[Entries taken from a collection]
■ ■ ■ ■ ■

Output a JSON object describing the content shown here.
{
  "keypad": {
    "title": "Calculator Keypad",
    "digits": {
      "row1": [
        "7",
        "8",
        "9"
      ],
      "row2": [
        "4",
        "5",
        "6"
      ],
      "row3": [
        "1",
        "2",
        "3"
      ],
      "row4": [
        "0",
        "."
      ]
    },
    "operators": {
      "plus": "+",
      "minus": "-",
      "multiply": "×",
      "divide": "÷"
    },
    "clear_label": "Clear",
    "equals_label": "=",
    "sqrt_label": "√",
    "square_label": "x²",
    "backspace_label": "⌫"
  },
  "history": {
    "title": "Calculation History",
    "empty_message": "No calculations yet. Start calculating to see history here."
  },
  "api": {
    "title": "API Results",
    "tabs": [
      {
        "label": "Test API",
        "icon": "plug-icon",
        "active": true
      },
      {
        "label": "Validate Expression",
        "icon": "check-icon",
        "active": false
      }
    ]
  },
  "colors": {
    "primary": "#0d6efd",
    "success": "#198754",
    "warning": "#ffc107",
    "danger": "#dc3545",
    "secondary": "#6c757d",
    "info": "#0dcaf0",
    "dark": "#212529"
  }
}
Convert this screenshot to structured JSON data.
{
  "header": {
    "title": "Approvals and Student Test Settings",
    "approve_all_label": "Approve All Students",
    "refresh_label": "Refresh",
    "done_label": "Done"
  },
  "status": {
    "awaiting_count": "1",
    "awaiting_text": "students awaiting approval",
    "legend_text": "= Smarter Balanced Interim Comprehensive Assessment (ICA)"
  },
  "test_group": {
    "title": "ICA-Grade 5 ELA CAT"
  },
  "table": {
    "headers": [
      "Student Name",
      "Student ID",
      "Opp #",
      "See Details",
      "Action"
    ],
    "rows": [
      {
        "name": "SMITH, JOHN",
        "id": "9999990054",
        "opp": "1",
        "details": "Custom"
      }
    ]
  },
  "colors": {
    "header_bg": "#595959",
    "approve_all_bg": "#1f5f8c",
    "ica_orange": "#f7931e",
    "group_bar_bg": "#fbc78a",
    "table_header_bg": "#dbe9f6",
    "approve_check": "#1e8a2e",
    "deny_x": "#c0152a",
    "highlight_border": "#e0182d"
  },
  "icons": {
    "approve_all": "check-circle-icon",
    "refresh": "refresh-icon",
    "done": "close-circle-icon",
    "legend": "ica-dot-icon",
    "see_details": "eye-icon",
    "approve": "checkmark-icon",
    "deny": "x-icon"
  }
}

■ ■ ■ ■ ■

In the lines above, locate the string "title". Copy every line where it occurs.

    "title": "Calculator Keypad",
    "title": "Calculation History",
    "title": "API Results",
    "title": "Approvals and Student Test Settings",
    "title": "ICA-Grade 5 ELA CAT"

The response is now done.